--- REQUIRED WORK ---
Look through the data below for the string "this", and copy every line where it turns up.

--- DATA TO PROCESS ---
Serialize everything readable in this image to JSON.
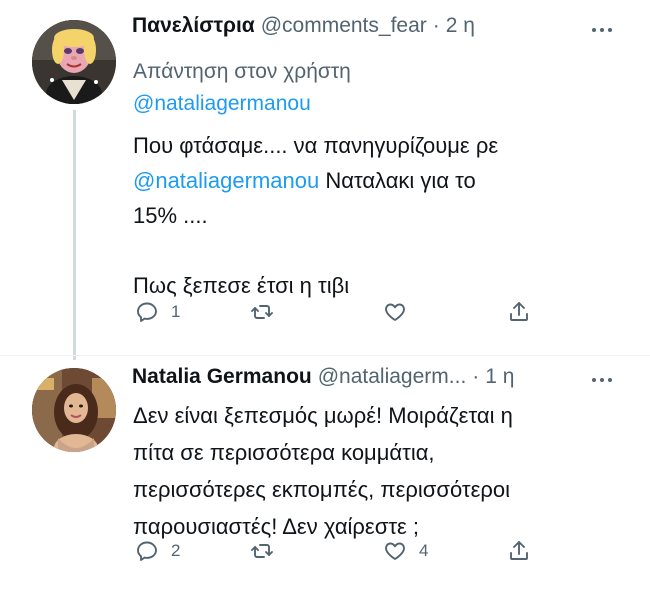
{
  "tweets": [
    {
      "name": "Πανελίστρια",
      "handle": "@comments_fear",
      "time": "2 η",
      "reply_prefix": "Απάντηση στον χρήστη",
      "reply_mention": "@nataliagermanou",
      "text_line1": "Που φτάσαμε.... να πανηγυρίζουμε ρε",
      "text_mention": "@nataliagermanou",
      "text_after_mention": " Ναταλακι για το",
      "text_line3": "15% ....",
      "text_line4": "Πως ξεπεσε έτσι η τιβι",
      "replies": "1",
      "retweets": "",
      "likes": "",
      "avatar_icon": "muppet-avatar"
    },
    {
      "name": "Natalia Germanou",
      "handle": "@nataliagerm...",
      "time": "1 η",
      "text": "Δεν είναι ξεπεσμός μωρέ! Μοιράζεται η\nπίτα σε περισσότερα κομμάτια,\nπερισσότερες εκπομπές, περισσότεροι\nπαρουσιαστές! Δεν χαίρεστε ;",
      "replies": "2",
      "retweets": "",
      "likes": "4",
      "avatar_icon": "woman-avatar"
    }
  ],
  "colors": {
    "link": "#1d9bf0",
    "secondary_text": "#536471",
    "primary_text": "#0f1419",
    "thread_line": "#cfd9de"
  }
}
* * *
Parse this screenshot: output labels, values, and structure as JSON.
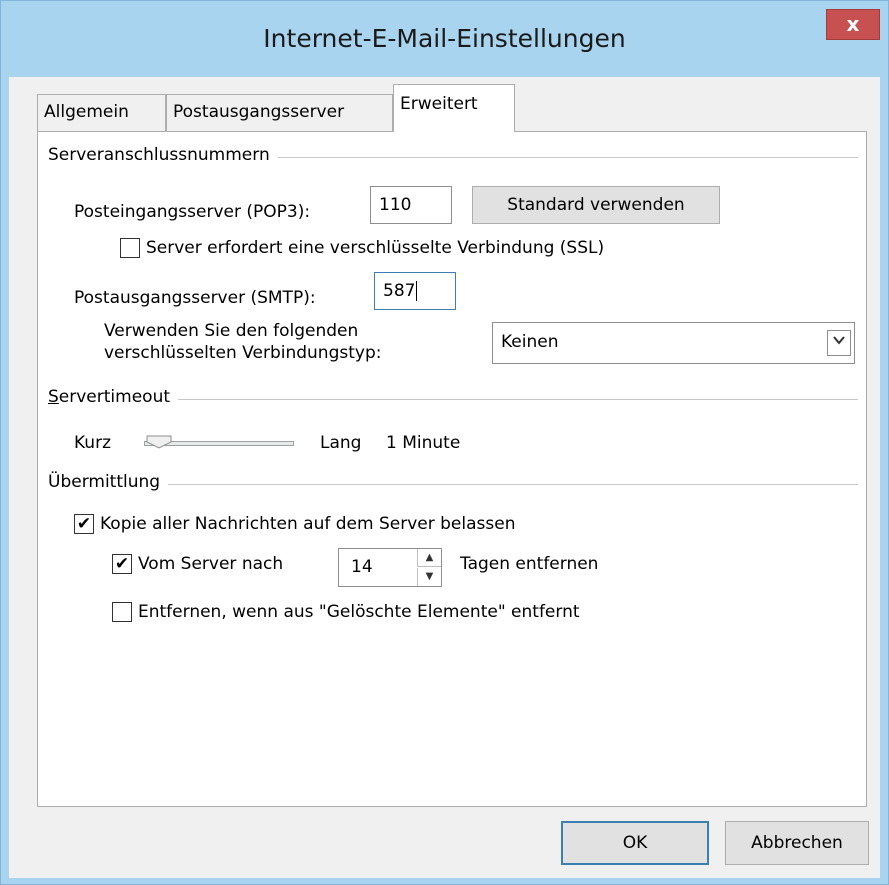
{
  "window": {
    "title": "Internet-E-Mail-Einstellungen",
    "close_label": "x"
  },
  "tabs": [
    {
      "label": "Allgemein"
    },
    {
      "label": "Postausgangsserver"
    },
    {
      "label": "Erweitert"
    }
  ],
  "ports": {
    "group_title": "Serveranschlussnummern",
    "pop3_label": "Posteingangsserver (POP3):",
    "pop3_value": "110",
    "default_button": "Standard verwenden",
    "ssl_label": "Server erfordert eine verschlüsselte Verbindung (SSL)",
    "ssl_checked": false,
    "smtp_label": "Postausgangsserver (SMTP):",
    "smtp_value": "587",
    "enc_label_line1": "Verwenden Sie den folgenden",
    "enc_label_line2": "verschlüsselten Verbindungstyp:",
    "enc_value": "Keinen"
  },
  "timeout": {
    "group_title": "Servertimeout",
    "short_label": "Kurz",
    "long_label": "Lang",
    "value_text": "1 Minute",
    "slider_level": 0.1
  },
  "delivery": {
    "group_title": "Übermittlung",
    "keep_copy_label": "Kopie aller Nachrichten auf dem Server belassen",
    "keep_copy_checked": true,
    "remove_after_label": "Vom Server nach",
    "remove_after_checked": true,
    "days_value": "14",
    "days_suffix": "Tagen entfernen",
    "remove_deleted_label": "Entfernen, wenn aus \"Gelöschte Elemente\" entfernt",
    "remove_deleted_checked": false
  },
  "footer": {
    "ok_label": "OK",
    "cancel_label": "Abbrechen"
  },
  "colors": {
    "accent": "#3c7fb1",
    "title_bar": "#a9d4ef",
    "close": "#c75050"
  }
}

--- TASK SOLUTION ---
Serialize everything readable in this image to JSON.
Parse this screenshot: output labels, values, and structure as JSON.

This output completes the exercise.